TABLE OF CONTENTS

PRINT July 1962

LETTERS

LETTERS

Sir:
First let me congratulate you on your May issue of Artforum. I can see that you are trying to do a first rate job and that the future issues will be exciting and worthwhile. I also anticipate much open controversy and hope that the Art Galleries, too, will have space to “pick up the gauntlet.”

It goes without saying that such a magazine encourages reviews and opinions from all and everyone except from the very people who have a faith and belief (beyond the rational) in the artists they represent—the “art galleries” themselves. It would certainly be an interesting experiment to devote some portion of the magazine to the very chauvinistic expression of the art dealers—who they think are worth while and why!

—Esther Robles
Los Angeles

Sir:
We in the Art Department certainly wish you the best of success in publishing this journal in the years to come, for it is something which has very much been needed on the West Coast.

—David Gebhard
Director, Art Gallery
University of California
Santa Barbara

Sir:
Let me offer my hearty congratulations to your editorial staff on your handsome and pithy edition.

—F. M. Hinkhouse, Director
Phoenix Art Museum

Sir:
The magazine looks great!

—Mrs. Betty Bowen
Seattle

Sir:
Congratulations and best wishes for success.

—Esther Bear
Santa Barbara

Sir:
With best of wishes.

—Mark Tobey
Seattle

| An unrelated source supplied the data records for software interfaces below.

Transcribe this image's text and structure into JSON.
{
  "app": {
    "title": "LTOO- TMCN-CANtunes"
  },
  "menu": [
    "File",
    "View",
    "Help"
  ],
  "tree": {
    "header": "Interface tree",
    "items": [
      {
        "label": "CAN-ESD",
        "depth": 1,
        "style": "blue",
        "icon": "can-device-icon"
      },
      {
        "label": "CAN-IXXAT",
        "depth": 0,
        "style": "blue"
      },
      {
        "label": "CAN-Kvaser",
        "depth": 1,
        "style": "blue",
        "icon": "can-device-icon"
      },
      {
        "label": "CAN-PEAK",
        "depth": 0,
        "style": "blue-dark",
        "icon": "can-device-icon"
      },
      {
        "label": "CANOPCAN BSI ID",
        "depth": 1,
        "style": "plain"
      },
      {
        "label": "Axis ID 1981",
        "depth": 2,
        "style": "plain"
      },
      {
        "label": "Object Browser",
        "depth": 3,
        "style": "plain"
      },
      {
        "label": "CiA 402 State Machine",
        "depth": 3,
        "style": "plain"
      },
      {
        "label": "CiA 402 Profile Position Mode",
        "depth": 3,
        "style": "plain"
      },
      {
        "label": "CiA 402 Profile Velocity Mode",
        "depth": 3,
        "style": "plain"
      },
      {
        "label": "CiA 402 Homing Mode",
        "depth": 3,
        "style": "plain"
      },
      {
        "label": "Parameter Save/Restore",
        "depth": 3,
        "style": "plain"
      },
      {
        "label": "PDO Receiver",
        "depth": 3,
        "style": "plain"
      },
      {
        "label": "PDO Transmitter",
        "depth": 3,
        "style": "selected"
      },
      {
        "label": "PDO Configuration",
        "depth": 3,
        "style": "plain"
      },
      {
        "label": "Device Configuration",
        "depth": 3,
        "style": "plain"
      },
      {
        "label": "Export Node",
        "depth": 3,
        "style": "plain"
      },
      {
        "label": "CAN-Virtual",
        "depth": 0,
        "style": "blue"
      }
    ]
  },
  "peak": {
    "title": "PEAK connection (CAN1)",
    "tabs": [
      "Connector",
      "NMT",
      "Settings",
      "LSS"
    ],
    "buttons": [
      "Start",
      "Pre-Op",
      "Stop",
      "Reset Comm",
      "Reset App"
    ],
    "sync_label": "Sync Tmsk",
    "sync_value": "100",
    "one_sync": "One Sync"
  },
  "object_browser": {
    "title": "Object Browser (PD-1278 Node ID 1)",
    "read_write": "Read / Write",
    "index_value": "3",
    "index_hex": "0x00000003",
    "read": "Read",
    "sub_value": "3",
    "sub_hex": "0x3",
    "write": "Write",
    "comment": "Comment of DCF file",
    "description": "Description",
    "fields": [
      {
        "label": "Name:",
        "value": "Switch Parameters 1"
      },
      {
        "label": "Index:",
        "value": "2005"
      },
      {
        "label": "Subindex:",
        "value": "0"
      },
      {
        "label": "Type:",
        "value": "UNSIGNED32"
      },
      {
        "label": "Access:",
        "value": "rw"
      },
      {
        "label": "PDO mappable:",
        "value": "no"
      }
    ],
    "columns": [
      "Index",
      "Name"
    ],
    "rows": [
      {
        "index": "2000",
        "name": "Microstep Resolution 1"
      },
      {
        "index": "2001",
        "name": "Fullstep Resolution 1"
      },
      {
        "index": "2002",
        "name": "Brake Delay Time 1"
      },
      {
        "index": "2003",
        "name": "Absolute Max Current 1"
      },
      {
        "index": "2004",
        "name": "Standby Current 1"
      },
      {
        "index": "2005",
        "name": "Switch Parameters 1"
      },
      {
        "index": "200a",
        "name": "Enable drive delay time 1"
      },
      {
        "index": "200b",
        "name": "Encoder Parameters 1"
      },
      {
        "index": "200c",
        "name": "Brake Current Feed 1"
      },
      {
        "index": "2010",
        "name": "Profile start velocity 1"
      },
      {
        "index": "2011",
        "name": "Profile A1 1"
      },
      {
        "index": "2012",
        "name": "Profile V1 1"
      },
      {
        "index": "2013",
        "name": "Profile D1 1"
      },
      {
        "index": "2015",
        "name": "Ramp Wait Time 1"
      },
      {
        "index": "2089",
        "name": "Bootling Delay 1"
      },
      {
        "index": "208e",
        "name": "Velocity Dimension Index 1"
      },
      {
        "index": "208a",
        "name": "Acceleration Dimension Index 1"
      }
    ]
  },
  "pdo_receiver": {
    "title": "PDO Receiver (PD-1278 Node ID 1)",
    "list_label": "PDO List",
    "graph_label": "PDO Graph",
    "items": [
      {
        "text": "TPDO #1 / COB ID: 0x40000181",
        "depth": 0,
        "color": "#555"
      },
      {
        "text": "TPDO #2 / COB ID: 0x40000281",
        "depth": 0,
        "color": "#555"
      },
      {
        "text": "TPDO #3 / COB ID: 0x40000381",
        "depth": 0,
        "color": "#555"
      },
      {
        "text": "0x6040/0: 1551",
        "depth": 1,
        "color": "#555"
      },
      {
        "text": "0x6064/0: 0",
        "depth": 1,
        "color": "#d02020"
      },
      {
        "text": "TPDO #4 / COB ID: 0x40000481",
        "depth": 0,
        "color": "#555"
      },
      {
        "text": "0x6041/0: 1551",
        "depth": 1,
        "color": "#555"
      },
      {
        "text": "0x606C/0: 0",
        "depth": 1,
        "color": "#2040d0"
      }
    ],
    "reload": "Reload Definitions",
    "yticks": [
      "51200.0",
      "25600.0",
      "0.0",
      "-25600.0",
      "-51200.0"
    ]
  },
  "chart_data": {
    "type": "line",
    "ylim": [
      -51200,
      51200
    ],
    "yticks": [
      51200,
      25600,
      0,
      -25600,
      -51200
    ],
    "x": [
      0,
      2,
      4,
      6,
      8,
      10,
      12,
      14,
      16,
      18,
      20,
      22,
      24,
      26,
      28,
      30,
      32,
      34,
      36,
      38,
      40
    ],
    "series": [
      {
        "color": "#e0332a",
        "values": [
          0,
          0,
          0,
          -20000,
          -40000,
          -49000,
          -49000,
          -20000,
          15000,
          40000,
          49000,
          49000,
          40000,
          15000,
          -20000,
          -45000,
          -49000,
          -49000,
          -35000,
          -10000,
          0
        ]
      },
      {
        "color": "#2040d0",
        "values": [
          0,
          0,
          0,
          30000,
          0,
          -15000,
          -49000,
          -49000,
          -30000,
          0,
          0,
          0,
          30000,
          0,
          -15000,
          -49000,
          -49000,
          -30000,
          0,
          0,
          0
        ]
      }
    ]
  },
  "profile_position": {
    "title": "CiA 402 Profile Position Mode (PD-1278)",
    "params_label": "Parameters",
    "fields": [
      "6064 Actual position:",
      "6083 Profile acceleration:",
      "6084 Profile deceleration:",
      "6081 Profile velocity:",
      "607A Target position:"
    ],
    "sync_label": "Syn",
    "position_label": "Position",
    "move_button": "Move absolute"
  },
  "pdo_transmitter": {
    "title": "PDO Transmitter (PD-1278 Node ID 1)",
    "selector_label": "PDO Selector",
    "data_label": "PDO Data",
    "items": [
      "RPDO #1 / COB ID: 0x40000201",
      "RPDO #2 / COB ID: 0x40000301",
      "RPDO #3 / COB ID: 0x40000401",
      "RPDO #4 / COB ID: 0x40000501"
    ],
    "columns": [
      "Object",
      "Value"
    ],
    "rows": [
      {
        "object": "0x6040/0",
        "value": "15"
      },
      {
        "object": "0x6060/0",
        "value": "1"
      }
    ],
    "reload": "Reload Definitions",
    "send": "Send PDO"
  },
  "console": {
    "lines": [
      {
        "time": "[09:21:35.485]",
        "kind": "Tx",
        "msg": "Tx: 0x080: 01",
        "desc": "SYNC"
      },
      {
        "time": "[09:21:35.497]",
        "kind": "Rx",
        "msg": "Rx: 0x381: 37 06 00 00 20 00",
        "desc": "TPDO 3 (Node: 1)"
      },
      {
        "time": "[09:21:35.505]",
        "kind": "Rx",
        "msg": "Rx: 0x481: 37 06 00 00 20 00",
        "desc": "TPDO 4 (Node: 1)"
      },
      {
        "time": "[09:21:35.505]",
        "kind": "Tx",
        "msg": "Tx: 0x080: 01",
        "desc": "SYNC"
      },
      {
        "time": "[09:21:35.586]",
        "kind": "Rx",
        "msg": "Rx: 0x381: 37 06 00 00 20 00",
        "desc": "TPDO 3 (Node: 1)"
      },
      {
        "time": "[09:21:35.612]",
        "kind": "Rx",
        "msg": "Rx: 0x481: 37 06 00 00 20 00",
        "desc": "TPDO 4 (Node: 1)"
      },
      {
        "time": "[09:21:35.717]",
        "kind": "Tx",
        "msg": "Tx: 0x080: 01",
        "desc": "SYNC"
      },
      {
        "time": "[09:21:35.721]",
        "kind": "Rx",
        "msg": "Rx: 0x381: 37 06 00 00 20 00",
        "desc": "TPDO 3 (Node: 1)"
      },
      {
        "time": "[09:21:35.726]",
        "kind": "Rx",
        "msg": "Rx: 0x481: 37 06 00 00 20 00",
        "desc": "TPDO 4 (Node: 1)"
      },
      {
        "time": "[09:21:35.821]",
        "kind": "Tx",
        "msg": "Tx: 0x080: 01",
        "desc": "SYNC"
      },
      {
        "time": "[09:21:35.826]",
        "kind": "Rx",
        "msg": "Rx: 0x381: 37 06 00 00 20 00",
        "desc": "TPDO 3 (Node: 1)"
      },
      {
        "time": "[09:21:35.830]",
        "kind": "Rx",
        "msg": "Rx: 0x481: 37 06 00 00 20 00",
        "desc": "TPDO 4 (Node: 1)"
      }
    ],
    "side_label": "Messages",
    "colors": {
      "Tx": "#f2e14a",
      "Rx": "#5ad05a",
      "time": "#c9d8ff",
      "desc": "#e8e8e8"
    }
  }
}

Sir:
On reading Dr. Lester Longman’s diatribe against modern art, ironically entitled “Conformity in the Arts,” it seems to me that he is one of several self-appointed helmsmen who wish to steer the boat while we artists merely labor at the oars like so many slaves.

The learned Dr. Longman dismisses American art since the war as a “fad” or “ism,” when in fact the new American painting as exemplified by Pollock, De Kooning, Kline, Still and others (none of whom Dr. Longman chooses to mention) has for the first time in our history become a force in world culture of the utmost importance. While ignoring the so-called heroic period of American abstract art, Dr. Longman makes use of bizarre reactions to it—mostly by European artists—to typify his prejudice.

The point that Dr. Longman misses altogether is that the art called by critics “Abstract Expressionism” has vanquished the minds of thousands of younger artists very much like the influence wielded by Monet or Cézanne in their day. Yet the works of the “Abstract Expressionists” do not conform even to each other. What could be farther from De Kooning than Rothko?

Attempts by some artists to free themselves of this tyranny—Happenings, Junk Art, Assemblage and Neo-Dada, which Dr. Longman erroneously lumps together with “Abstract Expressionism,” are at their best a new vision of the world, at their worst merely a form of criticism.

I agree with Dr. Longman that shocking objects and examples of shocking behavior are being brought to the public attention by museums and the press. This I can only regard as the artist functioning in his capacity as critic. Don’t make the mistake of looking upon these manifestations as “immoral” or undesirable. To do away with art as criticism is the first step toward a totalitarian conformity alien to our free society.

I have great confidence in the rebellious spirit of younger artists and in their capacity to create a new vision which will fulfill in the deepest sense the spirit of Malraux’s words quoted by Dr. Longman—“A man becomes truly a man only when in quest of what is most exalted in him . . . etc.” Don’t forget that art has many other attributes, among which are the comical, the satirical, the Rabelaisian, the sensual and the lyrical, as well as the exalted and other worldly.

We can’t expect that all of the 50,000 or so artists in this country are doing work that will “go down through the ages” but we can be sure that some are.

If there’s anything deplorable in the artistic situation today it’s the uninformed, unsympathetic, prejudiced, critic of modern art. He knows how to write. He knows art history and esthetics. But it is doubtful that he has been deeply moved by any work since Courbet.

—Wilfrid Zogbaum
San Francisco